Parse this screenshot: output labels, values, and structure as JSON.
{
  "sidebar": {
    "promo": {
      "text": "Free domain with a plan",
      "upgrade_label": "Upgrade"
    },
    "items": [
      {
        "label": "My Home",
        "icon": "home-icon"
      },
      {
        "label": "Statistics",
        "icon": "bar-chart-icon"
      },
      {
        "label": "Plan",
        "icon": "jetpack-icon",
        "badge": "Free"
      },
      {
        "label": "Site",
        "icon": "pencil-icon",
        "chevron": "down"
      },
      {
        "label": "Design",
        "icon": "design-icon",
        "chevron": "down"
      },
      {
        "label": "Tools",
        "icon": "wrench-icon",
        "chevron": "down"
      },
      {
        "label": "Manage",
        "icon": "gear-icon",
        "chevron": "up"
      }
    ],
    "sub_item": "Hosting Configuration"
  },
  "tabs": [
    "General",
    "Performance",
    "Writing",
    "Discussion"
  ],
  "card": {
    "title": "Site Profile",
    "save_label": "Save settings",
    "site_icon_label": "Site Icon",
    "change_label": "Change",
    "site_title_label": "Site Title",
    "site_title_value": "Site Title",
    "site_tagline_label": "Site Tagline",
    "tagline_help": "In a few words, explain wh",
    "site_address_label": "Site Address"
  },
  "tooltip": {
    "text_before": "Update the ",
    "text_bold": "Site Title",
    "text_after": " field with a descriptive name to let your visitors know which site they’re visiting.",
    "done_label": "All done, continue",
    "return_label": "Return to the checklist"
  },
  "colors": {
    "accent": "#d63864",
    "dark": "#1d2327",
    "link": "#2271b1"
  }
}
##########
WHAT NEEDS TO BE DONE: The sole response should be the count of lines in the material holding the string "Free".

RESULT BELOW: 2